A few years back, before the Missus and I married, we attended a wedding in the quaint town of New Hope, PA. Despite living close by, we decided to take advantage of the discount rate at a bed and breakfast in the middle of town. It was a bit of a famous house in not just the town of New Hope, but American history. In an attempt to create a romantic setting, I confused the fireplace’s flue vent, lit a fire, and proceeded to smoke out the entire house. The smoke alarms went off, yet concernedly no one raised the alarm beyond that. After a few minutes of opening and closing the flue and fanning the smoke detectors, the situation returned to normal. I could have damaged the Aaron Burr house had I been more ambitious.

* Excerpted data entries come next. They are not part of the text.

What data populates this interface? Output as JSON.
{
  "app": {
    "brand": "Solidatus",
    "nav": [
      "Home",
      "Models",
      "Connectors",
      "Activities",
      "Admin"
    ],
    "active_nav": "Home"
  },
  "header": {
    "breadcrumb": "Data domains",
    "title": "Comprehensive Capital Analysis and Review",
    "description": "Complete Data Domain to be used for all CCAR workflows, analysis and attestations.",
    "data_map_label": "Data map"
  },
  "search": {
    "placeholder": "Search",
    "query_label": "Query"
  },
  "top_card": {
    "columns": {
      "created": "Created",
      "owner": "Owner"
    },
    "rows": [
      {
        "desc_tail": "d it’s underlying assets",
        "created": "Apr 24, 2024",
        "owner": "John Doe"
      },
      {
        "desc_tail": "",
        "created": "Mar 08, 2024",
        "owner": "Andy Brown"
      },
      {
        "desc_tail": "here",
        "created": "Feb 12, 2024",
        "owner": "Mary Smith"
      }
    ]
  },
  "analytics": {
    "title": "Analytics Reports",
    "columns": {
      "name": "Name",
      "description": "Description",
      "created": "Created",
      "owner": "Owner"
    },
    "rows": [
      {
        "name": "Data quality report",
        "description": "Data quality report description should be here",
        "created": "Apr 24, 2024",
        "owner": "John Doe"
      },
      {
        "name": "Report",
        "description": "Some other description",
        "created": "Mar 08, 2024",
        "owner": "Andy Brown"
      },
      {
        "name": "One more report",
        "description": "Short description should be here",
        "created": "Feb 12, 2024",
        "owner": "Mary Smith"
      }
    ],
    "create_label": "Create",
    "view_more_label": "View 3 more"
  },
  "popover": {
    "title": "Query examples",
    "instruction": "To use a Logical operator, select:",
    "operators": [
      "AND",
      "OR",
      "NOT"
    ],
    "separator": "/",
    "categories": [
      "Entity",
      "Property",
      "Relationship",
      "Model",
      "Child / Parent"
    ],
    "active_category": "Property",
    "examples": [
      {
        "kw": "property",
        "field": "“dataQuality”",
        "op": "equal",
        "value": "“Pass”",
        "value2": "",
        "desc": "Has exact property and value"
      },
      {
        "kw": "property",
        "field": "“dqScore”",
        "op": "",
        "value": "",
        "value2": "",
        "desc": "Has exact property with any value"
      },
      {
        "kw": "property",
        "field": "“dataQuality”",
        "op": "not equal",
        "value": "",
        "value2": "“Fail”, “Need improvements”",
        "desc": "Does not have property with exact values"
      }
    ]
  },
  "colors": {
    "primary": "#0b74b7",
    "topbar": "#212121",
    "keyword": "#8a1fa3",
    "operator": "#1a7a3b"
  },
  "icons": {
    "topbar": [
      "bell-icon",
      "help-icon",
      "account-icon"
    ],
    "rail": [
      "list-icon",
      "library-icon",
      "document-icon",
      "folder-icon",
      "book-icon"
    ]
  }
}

Aaron Burr, for those who remember a famous milk commercial, is also infamous in American history. He was Thomas Jefferson’s vice president. He had served in the presence of Benedict Arnold at one point. History, though, remembers Aaron Burr as the man who famously killed Alexander Hamilton in a duel in New Jersey in 1804.
From left to right: Aaron Burr, Alexander Hamilton, General Philip Schuyler
But fate had been brewing for over a decade. Aaron Burr had won a seat in the US senate in 1791. This senate seat set in motion the duel that would take place some thirteen years later. The spark that started it? Aaron Burr had defeated Alexander Hamilton’s father-in-law for that senate seat. Hamilton’s father-in-law was none other than General Philip Schuyler from upstate New York. Though Schuyler would get revenge six years later, the feud did not settle.
Burr would blame a series of unsuccessful public office attempts on Hamilton before challenging him to a duel. Immediately after killing Hamilton in the duel, Burr fled to the small town of New Hope, PA, where he hid out for a time. Interestingly, Burr returned to Washington to complete his term as vice president and never faced trial over his killing of Alexander Hamilton. His following years resembled a fall from grace before he ultimately died on Staten Island in 1836.
Perhaps the ghost of Aaron Burr knew of my dealings near the old Schuylerville area in upstate New York and tried to send a message by smoking the Missus and myself out of the building he supposedly ran to in New Hope. But each year, when the Tour of the Battenkill is set to take place, I am taken back to Schuylerville Road as well as the moment I researched Aaron Burr. It was the moment that made me think how remarkable it is to be a cyclist from Bucks County who has taken part in the Tour of the Battenkill several times. If you’re in the lead group, don’t throw away your shot. Alexander Hamilton probably didn’t think Aaron Burr was taking the duel seriously.